Let the random variable Yn have the distribution b(n,p).

a)Prove that Yn/n converges in probability p.

b)Prove that 1 - Yn/n converges to 1 - p.

c)Prove that (Yn/n)(1 - Yn/n) converges in probability to p(1-p)

So I need to use Chebyshev's inequality to solve it. E[Yn/n] = (1/n)*E[Yn] = (1/n)*(np) = p

Var[Yn/n] = (1/n^2)*Var(Yn) =(1/n^2)*(npq) = pq/n

a)

$\displaystyle P(|\frac{Yn}{n} - p |\geq \epsilon ) \leq \frac{p^2 q^2}{n^2 \epsilon^2} $

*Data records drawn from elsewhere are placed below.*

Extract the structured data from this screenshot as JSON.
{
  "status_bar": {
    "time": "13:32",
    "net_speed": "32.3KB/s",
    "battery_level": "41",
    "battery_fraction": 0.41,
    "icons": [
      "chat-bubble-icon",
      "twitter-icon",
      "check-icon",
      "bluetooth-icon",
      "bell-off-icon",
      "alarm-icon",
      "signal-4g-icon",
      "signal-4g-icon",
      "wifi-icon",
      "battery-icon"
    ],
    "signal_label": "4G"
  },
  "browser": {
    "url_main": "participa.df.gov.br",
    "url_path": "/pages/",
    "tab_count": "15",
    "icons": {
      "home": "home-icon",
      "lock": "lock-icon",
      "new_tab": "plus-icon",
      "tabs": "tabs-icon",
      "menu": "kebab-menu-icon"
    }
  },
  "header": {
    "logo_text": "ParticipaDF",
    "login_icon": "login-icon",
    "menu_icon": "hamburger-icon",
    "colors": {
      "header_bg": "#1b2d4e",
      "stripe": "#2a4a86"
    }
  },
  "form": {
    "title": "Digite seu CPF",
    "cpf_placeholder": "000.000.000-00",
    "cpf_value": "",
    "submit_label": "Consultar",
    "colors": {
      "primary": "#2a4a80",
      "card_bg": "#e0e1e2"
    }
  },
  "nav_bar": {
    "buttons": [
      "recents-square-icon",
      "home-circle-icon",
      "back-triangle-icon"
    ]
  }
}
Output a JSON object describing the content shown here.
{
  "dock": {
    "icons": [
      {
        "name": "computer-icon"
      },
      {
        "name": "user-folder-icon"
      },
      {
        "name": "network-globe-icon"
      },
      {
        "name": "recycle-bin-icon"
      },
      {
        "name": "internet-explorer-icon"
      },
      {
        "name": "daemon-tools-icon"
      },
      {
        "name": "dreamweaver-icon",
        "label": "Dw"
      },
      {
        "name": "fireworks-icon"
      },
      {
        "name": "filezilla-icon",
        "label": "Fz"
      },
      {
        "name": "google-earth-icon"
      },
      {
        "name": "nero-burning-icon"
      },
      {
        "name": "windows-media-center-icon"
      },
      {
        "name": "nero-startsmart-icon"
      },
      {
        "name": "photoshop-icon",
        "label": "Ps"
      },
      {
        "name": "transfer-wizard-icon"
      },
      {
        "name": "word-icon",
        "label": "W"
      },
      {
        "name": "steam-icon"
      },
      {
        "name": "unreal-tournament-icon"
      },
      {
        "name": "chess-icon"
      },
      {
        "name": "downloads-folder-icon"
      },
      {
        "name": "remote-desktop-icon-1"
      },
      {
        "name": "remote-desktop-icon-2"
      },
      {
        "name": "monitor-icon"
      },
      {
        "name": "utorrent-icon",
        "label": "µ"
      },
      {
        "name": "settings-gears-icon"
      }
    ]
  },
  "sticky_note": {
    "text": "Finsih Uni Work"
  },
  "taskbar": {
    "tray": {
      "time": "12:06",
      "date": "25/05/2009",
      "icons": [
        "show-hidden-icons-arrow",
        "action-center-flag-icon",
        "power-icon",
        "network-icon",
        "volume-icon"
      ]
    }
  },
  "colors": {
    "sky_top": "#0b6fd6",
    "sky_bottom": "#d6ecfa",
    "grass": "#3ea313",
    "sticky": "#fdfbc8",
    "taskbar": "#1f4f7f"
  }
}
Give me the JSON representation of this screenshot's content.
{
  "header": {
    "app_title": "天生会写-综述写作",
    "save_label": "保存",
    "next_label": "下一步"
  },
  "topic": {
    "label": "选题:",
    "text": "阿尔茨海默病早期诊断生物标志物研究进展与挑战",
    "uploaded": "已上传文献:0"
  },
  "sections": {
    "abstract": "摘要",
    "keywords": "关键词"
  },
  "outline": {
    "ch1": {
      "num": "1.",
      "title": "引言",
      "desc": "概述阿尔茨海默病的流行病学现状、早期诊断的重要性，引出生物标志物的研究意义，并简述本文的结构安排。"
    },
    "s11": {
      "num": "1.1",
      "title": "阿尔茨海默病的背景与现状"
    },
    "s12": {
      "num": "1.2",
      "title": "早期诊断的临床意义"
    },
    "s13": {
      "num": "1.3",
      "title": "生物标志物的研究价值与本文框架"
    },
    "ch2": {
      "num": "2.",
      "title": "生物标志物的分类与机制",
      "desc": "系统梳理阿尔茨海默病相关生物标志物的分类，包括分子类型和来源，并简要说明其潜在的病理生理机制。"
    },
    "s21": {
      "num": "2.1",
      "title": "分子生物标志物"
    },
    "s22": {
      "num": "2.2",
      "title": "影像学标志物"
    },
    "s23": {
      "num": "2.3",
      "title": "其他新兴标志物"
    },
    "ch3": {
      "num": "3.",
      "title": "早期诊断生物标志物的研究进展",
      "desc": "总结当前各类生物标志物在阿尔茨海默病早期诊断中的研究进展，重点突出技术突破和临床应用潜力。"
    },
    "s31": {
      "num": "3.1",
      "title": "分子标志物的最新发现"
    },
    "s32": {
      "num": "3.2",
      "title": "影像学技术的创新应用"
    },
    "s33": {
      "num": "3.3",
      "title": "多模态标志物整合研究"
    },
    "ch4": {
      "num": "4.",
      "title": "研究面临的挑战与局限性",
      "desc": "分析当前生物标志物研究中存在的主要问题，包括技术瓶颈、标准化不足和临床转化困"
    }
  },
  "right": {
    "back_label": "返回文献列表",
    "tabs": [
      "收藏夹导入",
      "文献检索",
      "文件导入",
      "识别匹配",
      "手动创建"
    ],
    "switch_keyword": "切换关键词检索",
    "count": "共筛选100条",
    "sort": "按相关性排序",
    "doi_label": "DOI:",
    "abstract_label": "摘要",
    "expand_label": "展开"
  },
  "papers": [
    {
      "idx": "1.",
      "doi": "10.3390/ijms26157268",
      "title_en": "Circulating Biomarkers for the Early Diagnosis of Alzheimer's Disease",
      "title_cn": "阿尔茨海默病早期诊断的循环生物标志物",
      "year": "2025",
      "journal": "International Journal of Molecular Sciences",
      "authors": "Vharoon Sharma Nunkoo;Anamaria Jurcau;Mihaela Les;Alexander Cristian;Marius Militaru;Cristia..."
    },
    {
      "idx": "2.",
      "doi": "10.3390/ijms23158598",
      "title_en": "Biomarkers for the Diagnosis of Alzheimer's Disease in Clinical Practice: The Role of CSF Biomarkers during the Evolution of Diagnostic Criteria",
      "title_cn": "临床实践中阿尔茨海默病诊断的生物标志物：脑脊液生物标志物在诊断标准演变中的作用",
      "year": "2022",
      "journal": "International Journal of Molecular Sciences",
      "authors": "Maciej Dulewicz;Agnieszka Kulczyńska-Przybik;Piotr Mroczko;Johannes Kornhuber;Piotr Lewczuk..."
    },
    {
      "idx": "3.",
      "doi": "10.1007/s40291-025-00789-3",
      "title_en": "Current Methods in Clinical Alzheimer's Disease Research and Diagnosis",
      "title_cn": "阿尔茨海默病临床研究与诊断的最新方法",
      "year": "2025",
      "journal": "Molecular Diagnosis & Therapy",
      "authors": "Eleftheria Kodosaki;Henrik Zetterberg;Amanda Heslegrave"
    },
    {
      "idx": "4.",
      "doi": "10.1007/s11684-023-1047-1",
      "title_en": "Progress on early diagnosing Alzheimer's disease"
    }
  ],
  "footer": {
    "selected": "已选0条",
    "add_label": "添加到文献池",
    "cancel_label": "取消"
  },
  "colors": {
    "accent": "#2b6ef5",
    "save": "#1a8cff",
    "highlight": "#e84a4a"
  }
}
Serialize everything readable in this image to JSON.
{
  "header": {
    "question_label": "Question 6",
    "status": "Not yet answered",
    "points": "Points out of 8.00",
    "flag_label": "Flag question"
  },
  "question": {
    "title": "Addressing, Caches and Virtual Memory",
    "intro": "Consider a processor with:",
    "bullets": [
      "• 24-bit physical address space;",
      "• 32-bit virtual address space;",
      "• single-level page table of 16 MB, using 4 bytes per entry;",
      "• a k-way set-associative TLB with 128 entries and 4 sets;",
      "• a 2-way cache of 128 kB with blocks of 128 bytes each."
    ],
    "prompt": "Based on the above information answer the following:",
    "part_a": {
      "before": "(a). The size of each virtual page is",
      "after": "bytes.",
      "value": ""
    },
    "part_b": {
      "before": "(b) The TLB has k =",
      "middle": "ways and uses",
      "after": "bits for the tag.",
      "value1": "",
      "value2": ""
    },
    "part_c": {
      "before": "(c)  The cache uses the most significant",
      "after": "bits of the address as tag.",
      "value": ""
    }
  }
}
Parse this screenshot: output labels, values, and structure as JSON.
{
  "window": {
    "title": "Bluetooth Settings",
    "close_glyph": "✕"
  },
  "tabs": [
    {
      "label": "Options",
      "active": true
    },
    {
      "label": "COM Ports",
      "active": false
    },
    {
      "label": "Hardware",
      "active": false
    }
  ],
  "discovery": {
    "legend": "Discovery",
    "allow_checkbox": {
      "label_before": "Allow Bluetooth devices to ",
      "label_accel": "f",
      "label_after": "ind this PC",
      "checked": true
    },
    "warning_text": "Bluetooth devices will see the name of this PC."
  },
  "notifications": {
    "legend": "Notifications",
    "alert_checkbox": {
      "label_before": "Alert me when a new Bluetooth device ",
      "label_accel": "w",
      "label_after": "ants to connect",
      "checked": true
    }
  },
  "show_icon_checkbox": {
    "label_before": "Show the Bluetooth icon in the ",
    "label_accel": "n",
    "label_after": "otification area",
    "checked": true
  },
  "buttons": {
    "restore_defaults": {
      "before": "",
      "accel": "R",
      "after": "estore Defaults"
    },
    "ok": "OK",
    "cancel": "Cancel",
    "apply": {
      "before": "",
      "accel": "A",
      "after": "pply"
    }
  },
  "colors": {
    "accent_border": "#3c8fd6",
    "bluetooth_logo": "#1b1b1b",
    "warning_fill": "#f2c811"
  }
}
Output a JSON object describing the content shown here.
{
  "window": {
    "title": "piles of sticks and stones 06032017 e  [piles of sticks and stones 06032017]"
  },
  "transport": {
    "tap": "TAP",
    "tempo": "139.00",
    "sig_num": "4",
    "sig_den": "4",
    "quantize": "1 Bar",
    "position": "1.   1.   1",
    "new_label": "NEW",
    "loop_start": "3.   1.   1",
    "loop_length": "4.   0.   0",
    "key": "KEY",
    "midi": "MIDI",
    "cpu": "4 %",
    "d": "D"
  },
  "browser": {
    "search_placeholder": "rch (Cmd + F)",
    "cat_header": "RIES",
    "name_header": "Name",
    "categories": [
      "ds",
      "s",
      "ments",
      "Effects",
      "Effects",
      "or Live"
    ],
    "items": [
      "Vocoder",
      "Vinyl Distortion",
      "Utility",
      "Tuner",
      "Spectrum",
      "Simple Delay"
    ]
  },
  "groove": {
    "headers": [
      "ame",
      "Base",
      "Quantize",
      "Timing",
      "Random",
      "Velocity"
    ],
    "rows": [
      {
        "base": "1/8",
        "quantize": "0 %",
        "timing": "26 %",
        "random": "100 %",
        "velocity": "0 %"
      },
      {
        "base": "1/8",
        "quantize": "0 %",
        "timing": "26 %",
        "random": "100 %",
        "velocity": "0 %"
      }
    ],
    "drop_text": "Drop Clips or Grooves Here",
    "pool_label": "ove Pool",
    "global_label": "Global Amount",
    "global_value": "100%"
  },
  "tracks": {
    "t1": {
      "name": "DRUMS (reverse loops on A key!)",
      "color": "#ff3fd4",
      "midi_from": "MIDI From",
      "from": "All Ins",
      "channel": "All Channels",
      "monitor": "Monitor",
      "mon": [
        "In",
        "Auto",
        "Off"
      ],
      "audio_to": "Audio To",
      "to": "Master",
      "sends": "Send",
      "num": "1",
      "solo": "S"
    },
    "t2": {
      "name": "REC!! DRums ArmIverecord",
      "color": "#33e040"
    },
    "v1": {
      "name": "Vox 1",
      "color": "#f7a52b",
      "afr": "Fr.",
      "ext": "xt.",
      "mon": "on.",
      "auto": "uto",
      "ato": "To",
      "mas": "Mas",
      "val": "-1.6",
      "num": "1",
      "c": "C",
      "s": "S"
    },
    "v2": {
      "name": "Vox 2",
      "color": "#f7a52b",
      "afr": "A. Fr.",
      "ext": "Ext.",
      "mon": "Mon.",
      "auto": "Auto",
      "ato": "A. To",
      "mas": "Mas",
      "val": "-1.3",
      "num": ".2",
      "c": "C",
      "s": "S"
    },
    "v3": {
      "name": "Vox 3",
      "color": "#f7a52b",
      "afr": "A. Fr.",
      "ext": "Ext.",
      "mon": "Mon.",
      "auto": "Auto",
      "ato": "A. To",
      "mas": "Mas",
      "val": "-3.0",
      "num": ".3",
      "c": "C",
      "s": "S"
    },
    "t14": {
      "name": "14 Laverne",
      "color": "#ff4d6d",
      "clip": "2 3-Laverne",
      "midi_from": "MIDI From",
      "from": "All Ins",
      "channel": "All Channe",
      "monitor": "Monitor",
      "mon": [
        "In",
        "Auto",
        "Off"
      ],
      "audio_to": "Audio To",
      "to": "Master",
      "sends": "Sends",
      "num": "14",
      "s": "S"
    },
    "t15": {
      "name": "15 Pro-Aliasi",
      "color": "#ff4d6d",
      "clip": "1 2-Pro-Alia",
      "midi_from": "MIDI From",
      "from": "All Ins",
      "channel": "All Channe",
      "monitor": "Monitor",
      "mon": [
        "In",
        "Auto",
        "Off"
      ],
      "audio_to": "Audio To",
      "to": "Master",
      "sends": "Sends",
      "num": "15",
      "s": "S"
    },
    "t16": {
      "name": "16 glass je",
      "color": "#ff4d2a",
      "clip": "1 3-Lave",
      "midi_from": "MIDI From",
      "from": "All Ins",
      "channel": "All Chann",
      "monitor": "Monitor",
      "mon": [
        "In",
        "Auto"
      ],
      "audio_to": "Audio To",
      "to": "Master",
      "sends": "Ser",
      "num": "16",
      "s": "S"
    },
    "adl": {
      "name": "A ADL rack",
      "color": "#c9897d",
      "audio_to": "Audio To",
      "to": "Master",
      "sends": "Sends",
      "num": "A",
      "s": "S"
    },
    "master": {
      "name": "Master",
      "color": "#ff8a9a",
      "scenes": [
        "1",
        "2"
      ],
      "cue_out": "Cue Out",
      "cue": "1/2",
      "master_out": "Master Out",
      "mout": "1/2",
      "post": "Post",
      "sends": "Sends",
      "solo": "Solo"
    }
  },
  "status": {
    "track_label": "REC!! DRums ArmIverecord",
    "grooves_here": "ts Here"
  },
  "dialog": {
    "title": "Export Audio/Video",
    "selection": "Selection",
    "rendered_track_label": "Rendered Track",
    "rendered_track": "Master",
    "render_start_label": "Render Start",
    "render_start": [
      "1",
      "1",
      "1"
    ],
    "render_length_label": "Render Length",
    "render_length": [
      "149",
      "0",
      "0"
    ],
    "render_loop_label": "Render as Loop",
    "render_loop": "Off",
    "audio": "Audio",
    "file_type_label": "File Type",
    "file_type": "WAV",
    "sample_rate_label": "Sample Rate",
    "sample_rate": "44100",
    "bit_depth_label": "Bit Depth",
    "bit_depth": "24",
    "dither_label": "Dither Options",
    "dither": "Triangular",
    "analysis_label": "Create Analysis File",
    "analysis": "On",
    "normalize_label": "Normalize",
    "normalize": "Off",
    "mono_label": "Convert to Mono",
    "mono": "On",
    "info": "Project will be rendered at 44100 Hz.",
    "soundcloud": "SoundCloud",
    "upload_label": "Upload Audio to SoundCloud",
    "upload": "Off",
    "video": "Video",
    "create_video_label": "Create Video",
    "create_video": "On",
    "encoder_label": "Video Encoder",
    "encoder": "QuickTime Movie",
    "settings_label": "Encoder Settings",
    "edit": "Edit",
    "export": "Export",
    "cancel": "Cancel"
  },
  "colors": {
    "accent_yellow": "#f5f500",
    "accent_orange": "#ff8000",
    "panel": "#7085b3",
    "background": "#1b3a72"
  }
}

and as n approaches infinity $\displaystyle \frac{p^2 q^2}{n^2 \epsilon^2} = 0$ therefore Yn converges to p.

Is this correct?